=== Section Start ===
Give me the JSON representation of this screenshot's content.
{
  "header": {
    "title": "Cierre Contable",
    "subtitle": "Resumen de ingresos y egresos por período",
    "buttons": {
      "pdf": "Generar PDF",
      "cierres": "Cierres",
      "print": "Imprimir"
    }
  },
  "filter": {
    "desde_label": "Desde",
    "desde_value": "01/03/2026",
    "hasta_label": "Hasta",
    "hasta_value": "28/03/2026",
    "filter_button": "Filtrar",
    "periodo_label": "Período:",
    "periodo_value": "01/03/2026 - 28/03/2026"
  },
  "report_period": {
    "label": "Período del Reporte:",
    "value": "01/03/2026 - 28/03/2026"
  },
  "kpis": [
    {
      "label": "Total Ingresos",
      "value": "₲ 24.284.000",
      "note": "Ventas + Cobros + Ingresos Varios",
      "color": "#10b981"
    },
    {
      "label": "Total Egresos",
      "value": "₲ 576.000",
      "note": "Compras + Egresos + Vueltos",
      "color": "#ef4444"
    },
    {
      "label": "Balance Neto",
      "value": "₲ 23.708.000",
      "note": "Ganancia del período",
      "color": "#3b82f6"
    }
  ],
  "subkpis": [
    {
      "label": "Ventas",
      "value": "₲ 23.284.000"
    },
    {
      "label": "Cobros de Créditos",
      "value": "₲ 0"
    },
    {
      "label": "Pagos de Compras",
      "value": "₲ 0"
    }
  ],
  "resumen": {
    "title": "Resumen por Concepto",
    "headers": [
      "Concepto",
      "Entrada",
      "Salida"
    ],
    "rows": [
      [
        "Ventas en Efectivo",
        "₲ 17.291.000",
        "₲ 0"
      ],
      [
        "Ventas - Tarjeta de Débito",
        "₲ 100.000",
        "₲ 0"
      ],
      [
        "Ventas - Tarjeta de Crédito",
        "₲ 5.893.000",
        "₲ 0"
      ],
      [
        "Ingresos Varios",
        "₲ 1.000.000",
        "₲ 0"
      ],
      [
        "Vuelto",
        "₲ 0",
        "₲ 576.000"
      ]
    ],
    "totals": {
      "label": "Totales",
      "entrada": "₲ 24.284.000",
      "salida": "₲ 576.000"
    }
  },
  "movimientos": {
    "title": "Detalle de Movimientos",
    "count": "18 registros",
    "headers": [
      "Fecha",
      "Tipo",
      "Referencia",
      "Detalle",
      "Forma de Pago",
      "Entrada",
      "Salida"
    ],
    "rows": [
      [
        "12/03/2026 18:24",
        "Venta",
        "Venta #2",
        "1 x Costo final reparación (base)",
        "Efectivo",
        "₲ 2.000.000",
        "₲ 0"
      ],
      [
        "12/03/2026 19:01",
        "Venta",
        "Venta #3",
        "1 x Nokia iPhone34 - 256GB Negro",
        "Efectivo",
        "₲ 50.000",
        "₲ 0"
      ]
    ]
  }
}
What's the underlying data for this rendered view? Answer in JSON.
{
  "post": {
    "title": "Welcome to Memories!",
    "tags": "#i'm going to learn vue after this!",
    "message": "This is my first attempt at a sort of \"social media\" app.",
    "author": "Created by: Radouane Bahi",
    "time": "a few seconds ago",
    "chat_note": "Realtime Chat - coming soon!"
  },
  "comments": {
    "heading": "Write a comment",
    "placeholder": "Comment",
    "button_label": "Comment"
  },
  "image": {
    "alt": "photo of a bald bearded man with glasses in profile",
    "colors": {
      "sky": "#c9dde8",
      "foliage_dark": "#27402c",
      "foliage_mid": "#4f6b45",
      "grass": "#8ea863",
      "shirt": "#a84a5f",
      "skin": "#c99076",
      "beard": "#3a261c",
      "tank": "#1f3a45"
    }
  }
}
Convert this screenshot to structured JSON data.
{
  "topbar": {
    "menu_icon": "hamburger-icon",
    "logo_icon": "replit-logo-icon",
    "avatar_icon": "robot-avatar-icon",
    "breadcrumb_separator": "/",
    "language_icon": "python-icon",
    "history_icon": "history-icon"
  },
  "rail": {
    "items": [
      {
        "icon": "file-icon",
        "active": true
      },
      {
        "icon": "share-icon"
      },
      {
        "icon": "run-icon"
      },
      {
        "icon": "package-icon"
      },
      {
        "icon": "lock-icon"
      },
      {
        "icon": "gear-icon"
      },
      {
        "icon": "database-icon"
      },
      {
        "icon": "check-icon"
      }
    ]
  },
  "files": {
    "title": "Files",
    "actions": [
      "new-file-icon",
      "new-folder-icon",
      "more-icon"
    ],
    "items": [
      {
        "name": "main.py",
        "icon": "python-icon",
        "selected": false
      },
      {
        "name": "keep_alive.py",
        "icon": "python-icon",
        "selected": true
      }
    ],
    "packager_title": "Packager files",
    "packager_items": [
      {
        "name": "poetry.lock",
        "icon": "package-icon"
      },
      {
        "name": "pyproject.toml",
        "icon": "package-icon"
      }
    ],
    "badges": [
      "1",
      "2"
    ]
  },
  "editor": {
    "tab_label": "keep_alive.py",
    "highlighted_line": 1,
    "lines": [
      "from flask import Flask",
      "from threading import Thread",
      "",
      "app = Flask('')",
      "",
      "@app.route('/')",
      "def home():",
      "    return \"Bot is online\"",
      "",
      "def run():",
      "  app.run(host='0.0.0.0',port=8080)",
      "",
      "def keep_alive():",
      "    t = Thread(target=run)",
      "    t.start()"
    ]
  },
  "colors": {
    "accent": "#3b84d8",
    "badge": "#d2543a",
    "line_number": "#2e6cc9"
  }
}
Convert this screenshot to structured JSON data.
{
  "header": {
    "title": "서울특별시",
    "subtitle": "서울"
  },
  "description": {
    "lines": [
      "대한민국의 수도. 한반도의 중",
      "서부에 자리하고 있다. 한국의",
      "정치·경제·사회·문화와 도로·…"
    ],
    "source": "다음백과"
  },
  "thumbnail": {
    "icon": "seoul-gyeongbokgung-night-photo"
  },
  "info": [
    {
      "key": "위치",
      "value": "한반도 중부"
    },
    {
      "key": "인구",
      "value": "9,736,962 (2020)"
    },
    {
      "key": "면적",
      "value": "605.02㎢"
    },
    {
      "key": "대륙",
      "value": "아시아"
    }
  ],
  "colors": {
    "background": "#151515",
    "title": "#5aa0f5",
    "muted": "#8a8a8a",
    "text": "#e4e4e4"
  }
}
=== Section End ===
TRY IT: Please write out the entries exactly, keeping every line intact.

RESULT OF THIS EXERCISE:
Give me the JSON representation of this screenshot's content.
{
  "header": {
    "title": "Cierre Contable",
    "subtitle": "Resumen de ingresos y egresos por período",
    "buttons": {
      "pdf": "Generar PDF",
      "cierres": "Cierres",
      "print": "Imprimir"
    }
  },
  "filter": {
    "desde_label": "Desde",
    "desde_value": "01/03/2026",
    "hasta_label": "Hasta",
    "hasta_value": "28/03/2026",
    "filter_button": "Filtrar",
    "periodo_label": "Período:",
    "periodo_value": "01/03/2026 - 28/03/2026"
  },
  "report_period": {
    "label": "Período del Reporte:",
    "value": "01/03/2026 - 28/03/2026"
  },
  "kpis": [
    {
      "label": "Total Ingresos",
      "value": "₲ 24.284.000",
      "note": "Ventas + Cobros + Ingresos Varios",
      "color": "#10b981"
    },
    {
      "label": "Total Egresos",
      "value": "₲ 576.000",
      "note": "Compras + Egresos + Vueltos",
      "color": "#ef4444"
    },
    {
      "label": "Balance Neto",
      "value": "₲ 23.708.000",
      "note": "Ganancia del período",
      "color": "#3b82f6"
    }
  ],
  "subkpis": [
    {
      "label": "Ventas",
      "value": "₲ 23.284.000"
    },
    {
      "label": "Cobros de Créditos",
      "value": "₲ 0"
    },
    {
      "label": "Pagos de Compras",
      "value": "₲ 0"
    }
  ],
  "resumen": {
    "title": "Resumen por Concepto",
    "headers": [
      "Concepto",
      "Entrada",
      "Salida"
    ],
    "rows": [
      [
        "Ventas en Efectivo",
        "₲ 17.291.000",
        "₲ 0"
      ],
      [
        "Ventas - Tarjeta de Débito",
        "₲ 100.000",
        "₲ 0"
      ],
      [
        "Ventas - Tarjeta de Crédito",
        "₲ 5.893.000",
        "₲ 0"
      ],
      [
        "Ingresos Varios",
        "₲ 1.000.000",
        "₲ 0"
      ],
      [
        "Vuelto",
        "₲ 0",
        "₲ 576.000"
      ]
    ],
    "totals": {
      "label": "Totales",
      "entrada": "₲ 24.284.000",
      "salida": "₲ 576.000"
    }
  },
  "movimientos": {
    "title": "Detalle de Movimientos",
    "count": "18 registros",
    "headers": [
      "Fecha",
      "Tipo",
      "Referencia",
      "Detalle",
      "Forma de Pago",
      "Entrada",
      "Salida"
    ],
    "rows": [
      [
        "12/03/2026 18:24",
        "Venta",
        "Venta #2",
        "1 x Costo final reparación (base)",
        "Efectivo",
        "₲ 2.000.000",
        "₲ 0"
      ],
      [
        "12/03/2026 19:01",
        "Venta",
        "Venta #3",
        "1 x Nokia iPhone34 - 256GB Negro",
        "Efectivo",
        "₲ 50.000",
        "₲ 0"
      ]
    ]
  }
}
What's the underlying data for this rendered view? Answer in JSON.
{
  "post": {
    "title": "Welcome to Memories!",
    "tags": "#i'm going to learn vue after this!",
    "message": "This is my first attempt at a sort of \"social media\" app.",
    "author": "Created by: Radouane Bahi",
    "time": "a few seconds ago",
    "chat_note": "Realtime Chat - coming soon!"
  },
  "comments": {
    "heading": "Write a comment",
    "placeholder": "Comment",
    "button_label": "Comment"
  },
  "image": {
    "alt": "photo of a bald bearded man with glasses in profile",
    "colors": {
      "sky": "#c9dde8",
      "foliage_dark": "#27402c",
      "foliage_mid": "#4f6b45",
      "grass": "#8ea863",
      "shirt": "#a84a5f",
      "skin": "#c99076",
      "beard": "#3a261c",
      "tank": "#1f3a45"
    }
  }
}
Convert this screenshot to structured JSON data.
{
  "topbar": {
    "menu_icon": "hamburger-icon",
    "logo_icon": "replit-logo-icon",
    "avatar_icon": "robot-avatar-icon",
    "breadcrumb_separator": "/",
    "language_icon": "python-icon",
    "history_icon": "history-icon"
  },
  "rail": {
    "items": [
      {
        "icon": "file-icon",
        "active": true
      },
      {
        "icon": "share-icon"
      },
      {
        "icon": "run-icon"
      },
      {
        "icon": "package-icon"
      },
      {
        "icon": "lock-icon"
      },
      {
        "icon": "gear-icon"
      },
      {
        "icon": "database-icon"
      },
      {
        "icon": "check-icon"
      }
    ]
  },
  "files": {
    "title": "Files",
    "actions": [
      "new-file-icon",
      "new-folder-icon",
      "more-icon"
    ],
    "items": [
      {
        "name": "main.py",
        "icon": "python-icon",
        "selected": false
      },
      {
        "name": "keep_alive.py",
        "icon": "python-icon",
        "selected": true
      }
    ],
    "packager_title": "Packager files",
    "packager_items": [
      {
        "name": "poetry.lock",
        "icon": "package-icon"
      },
      {
        "name": "pyproject.toml",
        "icon": "package-icon"
      }
    ],
    "badges": [
      "1",
      "2"
    ]
  },
  "editor": {
    "tab_label": "keep_alive.py",
    "highlighted_line": 1,
    "lines": [
      "from flask import Flask",
      "from threading import Thread",
      "",
      "app = Flask('')",
      "",
      "@app.route('/')",
      "def home():",
      "    return \"Bot is online\"",
      "",
      "def run():",
      "  app.run(host='0.0.0.0',port=8080)",
      "",
      "def keep_alive():",
      "    t = Thread(target=run)",
      "    t.start()"
    ]
  },
  "colors": {
    "accent": "#3b84d8",
    "badge": "#d2543a",
    "line_number": "#2e6cc9"
  }
}
Convert this screenshot to structured JSON data.
{
  "header": {
    "title": "서울특별시",
    "subtitle": "서울"
  },
  "description": {
    "lines": [
      "대한민국의 수도. 한반도의 중",
      "서부에 자리하고 있다. 한국의",
      "정치·경제·사회·문화와 도로·…"
    ],
    "source": "다음백과"
  },
  "thumbnail": {
    "icon": "seoul-gyeongbokgung-night-photo"
  },
  "info": [
    {
      "key": "위치",
      "value": "한반도 중부"
    },
    {
      "key": "인구",
      "value": "9,736,962 (2020)"
    },
    {
      "key": "면적",
      "value": "605.02㎢"
    },
    {
      "key": "대륙",
      "value": "아시아"
    }
  ],
  "colors": {
    "background": "#151515",
    "title": "#5aa0f5",
    "muted": "#8a8a8a",
    "text": "#e4e4e4"
  }
}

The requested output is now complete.